UNITED NATIONS -- A day of poking around produces the quiet but satisfying discovery that ''the United Nations'' is, if not making progress in ending the Iran-Iraq war, then putting the effort to good Soviet-American use.

I say ''the United Nations'' because although its working chamber -- the Security Council -- has no formal existence and mandate outside the will of its members, there nonetheless is an unmistakable chemical entity that consists of those members, the secretariat and the atmosphere that emanates from the always-stunning glass tower and from the enduring sensible part of the United Nations idea.

By the latter I mean not that countries will bring their sovereign national interests to heel for the sake of an abstract idea of international amity but simply that they will see if those interests can be fairly served by using the forums and ways of the world body.

Ronald Reagan and Mikhail Gorbachev have not abandoned skirmishing for political and strategic advantage in the Gulf, but the deeper current is their quest for the benefits of working together.

Reagan in effect is trading in the old Western monopoly in the Gulf -- a position that was slipping badly anyway -- for a joint reach for regional stability. Gorbachev is accepting the uses of American power (he doesn't ask for the withdrawal of the U.S. Navy until there's a cease-fire) in order to head off the specter of a victorious rampant Islamic Iran.

In the code of the Soviet foreign minister: ''it is extremely important to preserve unity in the Security Council.'' Why so? To make sure that Iran and Iraq, especially Iran, accept the council's July 20 resolution calling for a cease-fire and settlement. The one-country-one-vote General Assembly is anarchy. But the U.N. Charter endows the select council -- and especially its five veto-wielding permanent members -- with extensive powers, and it is these that the Russians now seek to apply.

The United States agrees. Our man, Gen. Vernon Walters, is trying to pin the Kremlin down to an arms embargo against Iran if Iran continues to dance around the July 20 resolution. To keep the Soviets in harness, he agreed to risk letting a vote on an embargo slip for a few days. They wanted to give the secretary general time for a bit more diplomatic exploring.

We should see soon whether it was worth the wait. Meanwhile, evidence of Soviet-American cooperation accumulates. Secretary General Javier Perez de Cuellar had discovered that where Iraq wanted the July 20 resolution put into effect sequentially (a cease-fire is the first item, a commission to inquire into the origin of the war is the sixth), Iran wanted to make an undeclared cease-fire and the commission's establishment simultaneous first steps. Last Friday he went back to the council and asked for further instructions. The council told him to nail down a formal cease-fire.

The two powers are looking hard at that commission. The original idea was to satisfy Iran's bitter and justified complaint that, as Iran's president told the General Assembly, when Iraq invaded in 1980 the council ''did neither mention any aggression or occupation nor make a request for returning to international borders but, astonishingly enough, called on both parties not to resort to force any further.''

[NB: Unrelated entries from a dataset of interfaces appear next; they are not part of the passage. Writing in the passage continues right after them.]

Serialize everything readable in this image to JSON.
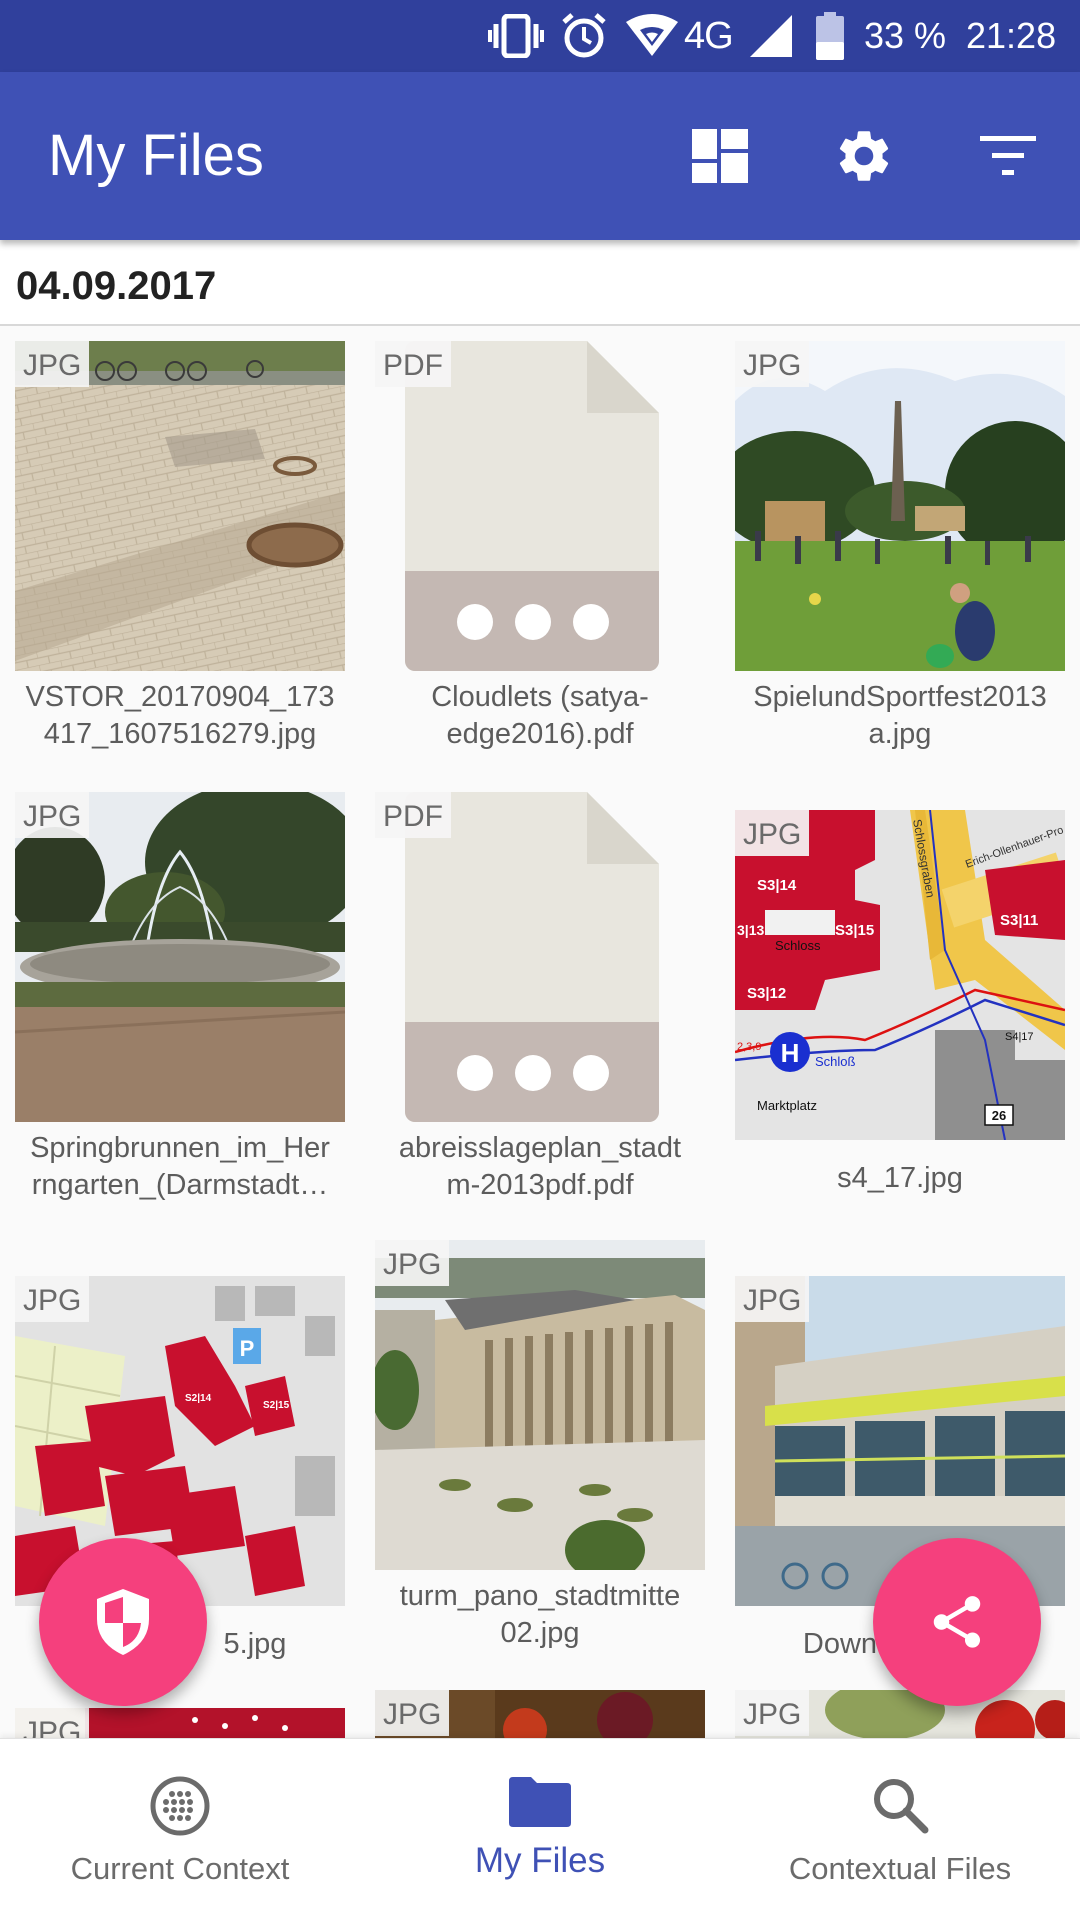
{
  "status_bar": {
    "battery_text": "33 %",
    "time": "21:28",
    "network": "4G",
    "icons": [
      "vibrate-icon",
      "alarm-icon",
      "wifi-icon",
      "signal-icon",
      "battery-icon"
    ]
  },
  "app_bar": {
    "title": "My Files",
    "actions": [
      "dashboard-icon",
      "settings-icon",
      "filter-icon"
    ]
  },
  "date_header": "04.09.2017",
  "files": [
    {
      "type": "JPG",
      "name": "VSTOR_20170904_173417_1607516279.jpg",
      "caption_lines": [
        "VSTOR_20170904_173",
        "417_1607516279.jpg"
      ],
      "thumb": "paving"
    },
    {
      "type": "PDF",
      "name": "Cloudlets (satya-edge2016).pdf",
      "caption_lines": [
        "Cloudlets (satya-",
        "edge2016).pdf"
      ],
      "thumb": "pdf"
    },
    {
      "type": "JPG",
      "name": "SpielundSportfest2013a.jpg",
      "caption_lines": [
        "SpielundSportfest2013",
        "a.jpg"
      ],
      "thumb": "park"
    },
    {
      "type": "JPG",
      "name": "Springbrunnen_im_Herrngarten_(Darmstadt…",
      "caption_lines": [
        "Springbrunnen_im_Her",
        "rngarten_(Darmstadt…"
      ],
      "thumb": "fountain"
    },
    {
      "type": "PDF",
      "name": "abreisslageplan_stadtm-2013pdf.pdf",
      "caption_lines": [
        "abreisslageplan_stadt",
        "m-2013pdf.pdf"
      ],
      "thumb": "pdf"
    },
    {
      "type": "JPG",
      "name": "s4_17.jpg",
      "caption_lines": [
        "s4_17.jpg"
      ],
      "thumb": "map1"
    },
    {
      "type": "JPG",
      "name": "…5.jpg",
      "caption_lines": [
        "5.jpg"
      ],
      "thumb": "map2"
    },
    {
      "type": "JPG",
      "name": "turm_pano_stadtmitte02.jpg",
      "caption_lines": [
        "turm_pano_stadtmitte",
        "02.jpg"
      ],
      "thumb": "aerial"
    },
    {
      "type": "JPG",
      "name": "Down…",
      "caption_lines": [
        "Down"
      ],
      "thumb": "building"
    },
    {
      "type": "JPG",
      "name": "",
      "caption_lines": [],
      "thumb": "food1"
    },
    {
      "type": "JPG",
      "name": "",
      "caption_lines": [],
      "thumb": "food2"
    },
    {
      "type": "JPG",
      "name": "",
      "caption_lines": [],
      "thumb": "food3"
    }
  ],
  "map_labels": {
    "s3_14": "S3|14",
    "s3_13": "3|13",
    "s3_15": "S3|15",
    "s3_11": "S3|11",
    "s3_12": "S3|12",
    "schloss": "Schloss",
    "schlossgraben": "Schlossgraben",
    "erich": "Erich-Ollenhauer-Pro",
    "h": "H",
    "schlob": "Schloß",
    "marktplatz": "Marktplatz",
    "n26": "26",
    "s4_17": "S4|17",
    "lines": "2,3,9",
    "s2_14": "S2|14",
    "s2_15": "S2|15",
    "p": "P"
  },
  "fabs": {
    "left": "shield-icon",
    "right": "share-icon"
  },
  "bottom_nav": [
    {
      "label": "Current Context",
      "icon": "context-icon",
      "active": false
    },
    {
      "label": "My Files",
      "icon": "folder-icon",
      "active": true
    },
    {
      "label": "Contextual Files",
      "icon": "search-icon",
      "active": false
    }
  ],
  "colors": {
    "primary": "#3f51b5",
    "primary_dark": "#30409c",
    "accent": "#f5407d"
  }
}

The Americans and, one can infer, the Soviets see the difficulties of setting up an inquiry from which Iran and Iraq demand diametrically opposed results. But at a minimum the exercise would allow Iran the political and psychological satisfactions of airing a profoundly felt grievance. That Iran sees identification of the aggressor as a quick, first political task and determination of the consequences as a second, slower judicial process may indicate its priorities.

All this does not mean it is now a sure thing that Iran will accept the council's diplomatic demands or buckle under to a later arms embargo. The prudent expectation is that Iran will twist and maneuver and fight on through at least one more big fall ground offensive.

It does mean that Moscow has been ready to work publicly with Washington, to forgo a gaping opportunity for scoring points with Iran and to prevent Iran from playing the two great powers off against each other. Reagan has done his part. The United Nations is stage and producer of this rare experiment in regional cooperation, whose implications extend beyond whatever immediate results it may bring in the Gulf.